At first glance orthodox Protestants can take some parts of Wright and find them reassuring. In common with historic Protestantism, Wright teaches that justification is a legal declaration, not a process. It is God's court-room announcement about his people - not a process by which Christians use the sacraments to become more personally righteous. This agreement with Protestant teaching against Rome though only gives Wright's teaching a superficial resemblance to Protestant orthodoxy. Wright actually contradicts both Rome and Protestant orthodoxy by teaching that justification is primarily a declaration about identity (how to spot God's people), rather than being to do with moral righteousness acceptable to God. On this crucial point, we should actually prefer Rome.
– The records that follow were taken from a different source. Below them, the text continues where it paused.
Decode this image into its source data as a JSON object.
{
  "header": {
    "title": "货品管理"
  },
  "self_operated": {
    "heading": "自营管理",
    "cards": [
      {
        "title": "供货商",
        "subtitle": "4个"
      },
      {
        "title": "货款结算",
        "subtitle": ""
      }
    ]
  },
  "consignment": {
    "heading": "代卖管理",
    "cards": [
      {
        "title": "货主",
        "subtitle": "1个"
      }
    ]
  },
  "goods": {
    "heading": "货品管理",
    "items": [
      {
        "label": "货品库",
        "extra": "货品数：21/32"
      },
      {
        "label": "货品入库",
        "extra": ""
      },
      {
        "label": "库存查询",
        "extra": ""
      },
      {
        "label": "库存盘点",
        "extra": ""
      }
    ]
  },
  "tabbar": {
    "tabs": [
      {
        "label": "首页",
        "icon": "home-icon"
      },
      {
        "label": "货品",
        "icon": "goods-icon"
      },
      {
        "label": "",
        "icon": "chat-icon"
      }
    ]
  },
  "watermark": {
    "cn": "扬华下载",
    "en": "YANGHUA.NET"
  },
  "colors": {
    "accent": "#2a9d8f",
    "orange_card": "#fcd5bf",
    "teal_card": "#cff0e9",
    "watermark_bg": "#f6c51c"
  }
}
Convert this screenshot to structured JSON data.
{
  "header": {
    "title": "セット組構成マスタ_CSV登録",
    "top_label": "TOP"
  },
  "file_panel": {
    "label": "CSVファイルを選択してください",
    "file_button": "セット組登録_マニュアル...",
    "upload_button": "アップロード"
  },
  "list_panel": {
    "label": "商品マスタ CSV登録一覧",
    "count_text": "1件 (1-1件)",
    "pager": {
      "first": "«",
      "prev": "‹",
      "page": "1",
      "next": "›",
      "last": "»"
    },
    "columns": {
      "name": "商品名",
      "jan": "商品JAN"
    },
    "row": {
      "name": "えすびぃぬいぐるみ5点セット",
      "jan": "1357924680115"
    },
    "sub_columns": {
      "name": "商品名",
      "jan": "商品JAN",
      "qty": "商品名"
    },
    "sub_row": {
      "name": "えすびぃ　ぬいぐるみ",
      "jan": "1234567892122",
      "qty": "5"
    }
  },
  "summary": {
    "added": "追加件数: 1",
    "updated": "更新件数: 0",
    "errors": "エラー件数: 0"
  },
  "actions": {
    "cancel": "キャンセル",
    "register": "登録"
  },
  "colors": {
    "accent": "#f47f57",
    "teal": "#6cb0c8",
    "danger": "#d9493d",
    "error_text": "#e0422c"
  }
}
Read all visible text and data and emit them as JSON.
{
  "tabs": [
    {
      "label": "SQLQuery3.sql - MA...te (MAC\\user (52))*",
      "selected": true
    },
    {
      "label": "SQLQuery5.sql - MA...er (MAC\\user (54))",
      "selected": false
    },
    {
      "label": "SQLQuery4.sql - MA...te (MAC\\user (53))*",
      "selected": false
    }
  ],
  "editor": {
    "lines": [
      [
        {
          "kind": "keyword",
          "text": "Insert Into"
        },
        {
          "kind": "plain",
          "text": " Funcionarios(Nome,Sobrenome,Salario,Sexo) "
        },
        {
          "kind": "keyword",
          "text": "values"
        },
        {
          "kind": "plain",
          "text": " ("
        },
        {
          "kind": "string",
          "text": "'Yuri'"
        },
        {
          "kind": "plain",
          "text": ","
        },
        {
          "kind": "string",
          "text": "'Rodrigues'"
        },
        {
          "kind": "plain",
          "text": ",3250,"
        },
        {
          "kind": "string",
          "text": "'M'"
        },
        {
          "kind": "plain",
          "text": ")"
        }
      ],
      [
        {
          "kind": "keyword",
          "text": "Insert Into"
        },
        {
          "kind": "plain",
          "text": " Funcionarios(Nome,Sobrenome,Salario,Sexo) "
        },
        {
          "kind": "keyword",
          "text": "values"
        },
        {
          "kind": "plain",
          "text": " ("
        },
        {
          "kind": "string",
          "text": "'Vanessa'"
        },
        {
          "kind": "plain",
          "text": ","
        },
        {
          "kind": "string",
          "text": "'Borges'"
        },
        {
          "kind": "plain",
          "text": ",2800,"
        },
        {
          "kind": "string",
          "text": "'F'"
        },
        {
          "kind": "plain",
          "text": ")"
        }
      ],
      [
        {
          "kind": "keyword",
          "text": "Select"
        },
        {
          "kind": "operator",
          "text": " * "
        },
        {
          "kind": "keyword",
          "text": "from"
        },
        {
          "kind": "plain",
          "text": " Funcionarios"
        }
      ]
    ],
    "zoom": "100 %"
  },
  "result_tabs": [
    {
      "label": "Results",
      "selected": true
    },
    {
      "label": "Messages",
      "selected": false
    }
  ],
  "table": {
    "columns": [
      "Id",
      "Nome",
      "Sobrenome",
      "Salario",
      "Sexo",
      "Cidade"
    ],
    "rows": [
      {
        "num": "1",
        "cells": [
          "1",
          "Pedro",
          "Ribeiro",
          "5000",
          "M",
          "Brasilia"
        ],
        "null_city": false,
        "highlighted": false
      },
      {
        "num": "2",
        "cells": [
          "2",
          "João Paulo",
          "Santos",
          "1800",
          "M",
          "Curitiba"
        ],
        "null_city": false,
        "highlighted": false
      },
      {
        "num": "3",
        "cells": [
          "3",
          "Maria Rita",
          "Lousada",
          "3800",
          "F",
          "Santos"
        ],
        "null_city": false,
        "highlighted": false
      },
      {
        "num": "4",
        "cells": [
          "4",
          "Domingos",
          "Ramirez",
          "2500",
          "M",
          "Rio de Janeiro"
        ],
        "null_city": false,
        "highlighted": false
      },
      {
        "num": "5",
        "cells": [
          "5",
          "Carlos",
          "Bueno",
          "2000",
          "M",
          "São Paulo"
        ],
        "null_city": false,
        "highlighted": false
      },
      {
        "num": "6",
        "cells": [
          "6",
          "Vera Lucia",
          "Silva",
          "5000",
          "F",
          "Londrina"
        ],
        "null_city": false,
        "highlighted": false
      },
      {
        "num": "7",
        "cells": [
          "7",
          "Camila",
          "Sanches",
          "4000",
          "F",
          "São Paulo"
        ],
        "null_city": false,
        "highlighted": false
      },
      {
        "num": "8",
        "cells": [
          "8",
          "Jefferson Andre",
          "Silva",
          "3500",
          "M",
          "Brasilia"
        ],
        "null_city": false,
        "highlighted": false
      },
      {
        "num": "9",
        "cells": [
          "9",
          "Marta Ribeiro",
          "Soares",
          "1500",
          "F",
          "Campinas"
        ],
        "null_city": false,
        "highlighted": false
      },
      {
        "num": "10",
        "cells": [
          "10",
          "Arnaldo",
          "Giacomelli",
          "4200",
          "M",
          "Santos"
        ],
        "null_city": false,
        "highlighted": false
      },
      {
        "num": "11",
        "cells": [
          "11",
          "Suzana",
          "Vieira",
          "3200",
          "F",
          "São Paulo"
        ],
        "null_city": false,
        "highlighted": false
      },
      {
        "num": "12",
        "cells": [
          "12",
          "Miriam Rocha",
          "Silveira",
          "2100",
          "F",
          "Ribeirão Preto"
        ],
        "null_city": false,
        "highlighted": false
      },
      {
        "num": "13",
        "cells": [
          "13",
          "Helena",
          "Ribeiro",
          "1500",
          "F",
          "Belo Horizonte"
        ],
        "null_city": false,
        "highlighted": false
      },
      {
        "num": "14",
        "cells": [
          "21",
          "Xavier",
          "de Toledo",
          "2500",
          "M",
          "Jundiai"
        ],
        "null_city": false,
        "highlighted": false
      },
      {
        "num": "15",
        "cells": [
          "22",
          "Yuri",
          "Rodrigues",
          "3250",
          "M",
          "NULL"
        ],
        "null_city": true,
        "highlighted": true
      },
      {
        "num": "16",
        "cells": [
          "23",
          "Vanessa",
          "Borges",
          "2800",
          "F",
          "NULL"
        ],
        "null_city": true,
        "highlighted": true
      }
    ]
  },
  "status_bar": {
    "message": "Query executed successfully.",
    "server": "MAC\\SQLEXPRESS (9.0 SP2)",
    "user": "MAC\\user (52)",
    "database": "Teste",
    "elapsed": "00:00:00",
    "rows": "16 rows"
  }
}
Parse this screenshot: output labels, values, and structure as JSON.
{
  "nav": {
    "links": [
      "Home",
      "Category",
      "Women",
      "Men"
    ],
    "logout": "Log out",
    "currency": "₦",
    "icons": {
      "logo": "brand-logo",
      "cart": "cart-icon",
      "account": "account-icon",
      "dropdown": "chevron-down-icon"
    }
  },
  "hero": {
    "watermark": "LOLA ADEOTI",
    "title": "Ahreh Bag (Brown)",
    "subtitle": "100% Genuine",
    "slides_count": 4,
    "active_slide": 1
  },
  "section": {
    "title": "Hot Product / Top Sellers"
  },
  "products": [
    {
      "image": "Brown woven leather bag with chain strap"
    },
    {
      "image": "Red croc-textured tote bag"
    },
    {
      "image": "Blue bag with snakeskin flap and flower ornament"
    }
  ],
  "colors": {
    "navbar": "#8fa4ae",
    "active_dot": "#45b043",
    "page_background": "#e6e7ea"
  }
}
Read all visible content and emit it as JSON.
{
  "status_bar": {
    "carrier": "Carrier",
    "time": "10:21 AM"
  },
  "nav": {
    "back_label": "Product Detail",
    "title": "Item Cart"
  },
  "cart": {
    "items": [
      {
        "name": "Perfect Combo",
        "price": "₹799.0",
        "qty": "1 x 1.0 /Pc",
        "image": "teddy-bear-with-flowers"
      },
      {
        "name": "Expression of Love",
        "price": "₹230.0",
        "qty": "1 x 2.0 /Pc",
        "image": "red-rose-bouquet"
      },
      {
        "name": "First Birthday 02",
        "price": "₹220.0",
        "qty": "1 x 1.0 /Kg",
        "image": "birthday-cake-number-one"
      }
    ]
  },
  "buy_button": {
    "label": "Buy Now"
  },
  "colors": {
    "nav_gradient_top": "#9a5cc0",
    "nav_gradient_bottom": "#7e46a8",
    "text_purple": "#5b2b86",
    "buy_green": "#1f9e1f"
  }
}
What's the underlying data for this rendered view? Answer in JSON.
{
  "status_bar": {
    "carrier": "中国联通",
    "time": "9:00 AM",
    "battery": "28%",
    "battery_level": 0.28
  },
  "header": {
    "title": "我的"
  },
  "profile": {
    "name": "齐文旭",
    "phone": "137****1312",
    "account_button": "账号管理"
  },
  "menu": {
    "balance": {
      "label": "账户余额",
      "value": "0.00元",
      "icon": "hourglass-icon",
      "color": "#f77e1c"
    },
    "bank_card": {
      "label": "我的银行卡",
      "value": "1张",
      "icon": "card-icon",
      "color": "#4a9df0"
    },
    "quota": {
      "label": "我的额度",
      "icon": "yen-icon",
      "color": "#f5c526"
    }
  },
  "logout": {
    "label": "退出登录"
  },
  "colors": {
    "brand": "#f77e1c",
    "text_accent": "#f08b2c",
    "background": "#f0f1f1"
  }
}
Wright's doctrine will be a lot more acceptable to many churchmen of our age and to our age in general precisely because it refuses to confront sinners with the blazing holiness and wrath of a righteous God. Whilst not denying these things, it shunts them into the background where we find them a lot easier to deal with - not so threatening. It is no coincidence that Wright's vision of the Christian life correspondingly has little emphasis on personal holiness, and a lot more emphasis on other issues of dubious moral import. I'm thinking here particularly of Wright's ecumenicalism, socialist economics and anti-American polemic - all of which are views he is well entitled too, and even to defend as being Biblical - but according to Wright, are actually part of the implications of the gospel. That's the result of blunting the gospel's moral thrust, and is something that God-willing we'll examine another time. There's plenty more to say about Wright's actual doctrine of justification itself, and Wax's following questions will bring it out.


Anthony Smith said...

Hi David,

Still listening in with interest!

Can I make an observation? You seem to be critiquing Wright for going against what historic/orthodox Protestantism/evangelicalism has always believed/proclaimed, rather than pointing out explicitly how Wright is going against Scripture.

But historic Protestantism has always insisted that Scripture is the authority, not church tradition (be it Catholic, Protestant, evangelical or whatever).

Is this a fair observation? Can I invite you to comment - in your next installment, if you like?

God bless,


David Anderson said...

Hello Anthony,

Thanks for reading!

I'm aiming at readers who are already familiar with Protestant teaching and persuaded that it is Biblical and therefore true. The aim is to introduce such folk to Wright, rather than to give them a fresh demonstration of the Scriptural basis for Protestant thought.

God bless,